* Your instructions:
Restate the records below word for word.

* Supplied data:
____________

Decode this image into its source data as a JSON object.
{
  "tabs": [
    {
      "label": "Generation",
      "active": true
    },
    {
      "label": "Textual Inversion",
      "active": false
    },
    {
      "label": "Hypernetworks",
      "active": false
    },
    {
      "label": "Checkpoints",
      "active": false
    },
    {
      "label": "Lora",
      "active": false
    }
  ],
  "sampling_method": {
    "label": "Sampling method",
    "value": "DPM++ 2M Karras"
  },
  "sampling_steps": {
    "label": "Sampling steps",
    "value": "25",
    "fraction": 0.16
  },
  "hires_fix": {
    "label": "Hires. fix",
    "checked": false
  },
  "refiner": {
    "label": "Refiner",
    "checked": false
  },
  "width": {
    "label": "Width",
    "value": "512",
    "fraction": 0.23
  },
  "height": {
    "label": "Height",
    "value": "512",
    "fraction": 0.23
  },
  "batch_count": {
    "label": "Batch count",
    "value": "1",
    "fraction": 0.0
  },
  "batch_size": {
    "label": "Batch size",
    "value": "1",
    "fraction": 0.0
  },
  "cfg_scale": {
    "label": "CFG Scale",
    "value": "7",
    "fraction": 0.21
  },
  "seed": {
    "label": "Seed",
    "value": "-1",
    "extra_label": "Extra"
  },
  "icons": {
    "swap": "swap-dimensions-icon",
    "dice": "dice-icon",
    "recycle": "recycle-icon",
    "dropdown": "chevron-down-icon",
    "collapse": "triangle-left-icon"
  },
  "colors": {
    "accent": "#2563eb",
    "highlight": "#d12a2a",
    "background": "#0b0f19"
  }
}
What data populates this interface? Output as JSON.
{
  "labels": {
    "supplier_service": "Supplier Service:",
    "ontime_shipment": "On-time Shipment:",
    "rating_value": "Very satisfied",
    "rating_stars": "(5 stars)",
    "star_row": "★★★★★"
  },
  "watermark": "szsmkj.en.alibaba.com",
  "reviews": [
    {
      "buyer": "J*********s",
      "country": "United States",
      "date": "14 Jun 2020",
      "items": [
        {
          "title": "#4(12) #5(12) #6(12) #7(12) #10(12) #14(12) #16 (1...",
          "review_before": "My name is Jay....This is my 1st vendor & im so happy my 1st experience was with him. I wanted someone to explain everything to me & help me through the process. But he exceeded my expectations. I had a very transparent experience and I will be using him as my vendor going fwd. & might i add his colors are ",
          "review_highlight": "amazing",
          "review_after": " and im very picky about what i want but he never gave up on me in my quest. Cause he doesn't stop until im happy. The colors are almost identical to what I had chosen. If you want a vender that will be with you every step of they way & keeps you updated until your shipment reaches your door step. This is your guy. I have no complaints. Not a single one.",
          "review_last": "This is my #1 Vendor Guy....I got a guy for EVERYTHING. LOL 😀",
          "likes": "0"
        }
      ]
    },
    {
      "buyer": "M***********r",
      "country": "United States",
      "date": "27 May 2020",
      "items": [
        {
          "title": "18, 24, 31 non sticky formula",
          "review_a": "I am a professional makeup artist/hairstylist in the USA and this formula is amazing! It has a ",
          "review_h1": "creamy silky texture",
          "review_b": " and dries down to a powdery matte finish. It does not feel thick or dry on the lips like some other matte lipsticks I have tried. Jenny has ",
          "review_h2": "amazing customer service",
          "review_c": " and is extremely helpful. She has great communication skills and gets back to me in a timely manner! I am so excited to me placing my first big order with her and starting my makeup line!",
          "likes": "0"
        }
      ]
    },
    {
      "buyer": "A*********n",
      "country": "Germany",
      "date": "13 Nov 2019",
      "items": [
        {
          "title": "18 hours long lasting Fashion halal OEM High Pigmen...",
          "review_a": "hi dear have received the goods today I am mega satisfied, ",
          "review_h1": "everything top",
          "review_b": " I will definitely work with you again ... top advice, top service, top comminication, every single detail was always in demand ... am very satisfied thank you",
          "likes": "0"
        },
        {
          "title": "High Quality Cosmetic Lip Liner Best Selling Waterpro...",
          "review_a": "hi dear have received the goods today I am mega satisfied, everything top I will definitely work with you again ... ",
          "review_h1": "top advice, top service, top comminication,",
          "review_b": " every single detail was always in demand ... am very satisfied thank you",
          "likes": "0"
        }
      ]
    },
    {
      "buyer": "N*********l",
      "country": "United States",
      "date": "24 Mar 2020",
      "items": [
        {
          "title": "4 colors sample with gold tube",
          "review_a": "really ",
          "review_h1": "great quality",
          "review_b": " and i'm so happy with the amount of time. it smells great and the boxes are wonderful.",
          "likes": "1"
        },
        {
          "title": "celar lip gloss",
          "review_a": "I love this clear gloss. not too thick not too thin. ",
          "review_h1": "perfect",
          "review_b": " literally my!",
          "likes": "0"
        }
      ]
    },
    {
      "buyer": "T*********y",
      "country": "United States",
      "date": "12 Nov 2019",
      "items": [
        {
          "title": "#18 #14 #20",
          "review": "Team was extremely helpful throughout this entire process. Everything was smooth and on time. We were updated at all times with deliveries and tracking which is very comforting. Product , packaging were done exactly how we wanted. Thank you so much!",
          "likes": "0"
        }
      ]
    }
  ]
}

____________

* Response box:
Decode this image into its source data as a JSON object.
{
  "tabs": [
    {
      "label": "Generation",
      "active": true
    },
    {
      "label": "Textual Inversion",
      "active": false
    },
    {
      "label": "Hypernetworks",
      "active": false
    },
    {
      "label": "Checkpoints",
      "active": false
    },
    {
      "label": "Lora",
      "active": false
    }
  ],
  "sampling_method": {
    "label": "Sampling method",
    "value": "DPM++ 2M Karras"
  },
  "sampling_steps": {
    "label": "Sampling steps",
    "value": "25",
    "fraction": 0.16
  },
  "hires_fix": {
    "label": "Hires. fix",
    "checked": false
  },
  "refiner": {
    "label": "Refiner",
    "checked": false
  },
  "width": {
    "label": "Width",
    "value": "512",
    "fraction": 0.23
  },
  "height": {
    "label": "Height",
    "value": "512",
    "fraction": 0.23
  },
  "batch_count": {
    "label": "Batch count",
    "value": "1",
    "fraction": 0.0
  },
  "batch_size": {
    "label": "Batch size",
    "value": "1",
    "fraction": 0.0
  },
  "cfg_scale": {
    "label": "CFG Scale",
    "value": "7",
    "fraction": 0.21
  },
  "seed": {
    "label": "Seed",
    "value": "-1",
    "extra_label": "Extra"
  },
  "icons": {
    "swap": "swap-dimensions-icon",
    "dice": "dice-icon",
    "recycle": "recycle-icon",
    "dropdown": "chevron-down-icon",
    "collapse": "triangle-left-icon"
  },
  "colors": {
    "accent": "#2563eb",
    "highlight": "#d12a2a",
    "background": "#0b0f19"
  }
}
What data populates this interface? Output as JSON.
{
  "labels": {
    "supplier_service": "Supplier Service:",
    "ontime_shipment": "On-time Shipment:",
    "rating_value": "Very satisfied",
    "rating_stars": "(5 stars)",
    "star_row": "★★★★★"
  },
  "watermark": "szsmkj.en.alibaba.com",
  "reviews": [
    {
      "buyer": "J*********s",
      "country": "United States",
      "date": "14 Jun 2020",
      "items": [
        {
          "title": "#4(12) #5(12) #6(12) #7(12) #10(12) #14(12) #16 (1...",
          "review_before": "My name is Jay....This is my 1st vendor & im so happy my 1st experience was with him. I wanted someone to explain everything to me & help me through the process. But he exceeded my expectations. I had a very transparent experience and I will be using him as my vendor going fwd. & might i add his colors are ",
          "review_highlight": "amazing",
          "review_after": " and im very picky about what i want but he never gave up on me in my quest. Cause he doesn't stop until im happy. The colors are almost identical to what I had chosen. If you want a vender that will be with you every step of they way & keeps you updated until your shipment reaches your door step. This is your guy. I have no complaints. Not a single one.",
          "review_last": "This is my #1 Vendor Guy....I got a guy for EVERYTHING. LOL 😀",
          "likes": "0"
        }
      ]
    },
    {
      "buyer": "M***********r",
      "country": "United States",
      "date": "27 May 2020",
      "items": [
        {
          "title": "18, 24, 31 non sticky formula",
          "review_a": "I am a professional makeup artist/hairstylist in the USA and this formula is amazing! It has a ",
          "review_h1": "creamy silky texture",
          "review_b": " and dries down to a powdery matte finish. It does not feel thick or dry on the lips like some other matte lipsticks I have tried. Jenny has ",
          "review_h2": "amazing customer service",
          "review_c": " and is extremely helpful. She has great communication skills and gets back to me in a timely manner! I am so excited to me placing my first big order with her and starting my makeup line!",
          "likes": "0"
        }
      ]
    },
    {
      "buyer": "A*********n",
      "country": "Germany",
      "date": "13 Nov 2019",
      "items": [
        {
          "title": "18 hours long lasting Fashion halal OEM High Pigmen...",
          "review_a": "hi dear have received the goods today I am mega satisfied, ",
          "review_h1": "everything top",
          "review_b": " I will definitely work with you again ... top advice, top service, top comminication, every single detail was always in demand ... am very satisfied thank you",
          "likes": "0"
        },
        {
          "title": "High Quality Cosmetic Lip Liner Best Selling Waterpro...",
          "review_a": "hi dear have received the goods today I am mega satisfied, everything top I will definitely work with you again ... ",
          "review_h1": "top advice, top service, top comminication,",
          "review_b": " every single detail was always in demand ... am very satisfied thank you",
          "likes": "0"
        }
      ]
    },
    {
      "buyer": "N*********l",
      "country": "United States",
      "date": "24 Mar 2020",
      "items": [
        {
          "title": "4 colors sample with gold tube",
          "review_a": "really ",
          "review_h1": "great quality",
          "review_b": " and i'm so happy with the amount of time. it smells great and the boxes are wonderful.",
          "likes": "1"
        },
        {
          "title": "celar lip gloss",
          "review_a": "I love this clear gloss. not too thick not too thin. ",
          "review_h1": "perfect",
          "review_b": " literally my!",
          "likes": "0"
        }
      ]
    },
    {
      "buyer": "T*********y",
      "country": "United States",
      "date": "12 Nov 2019",
      "items": [
        {
          "title": "#18 #14 #20",
          "review": "Team was extremely helpful throughout this entire process. Everything was smooth and on time. We were updated at all times with deliveries and tracking which is very comforting. Product , packaging were done exactly how we wanted. Thank you so much!",
          "likes": "0"
        }
      ]
    }
  ]
}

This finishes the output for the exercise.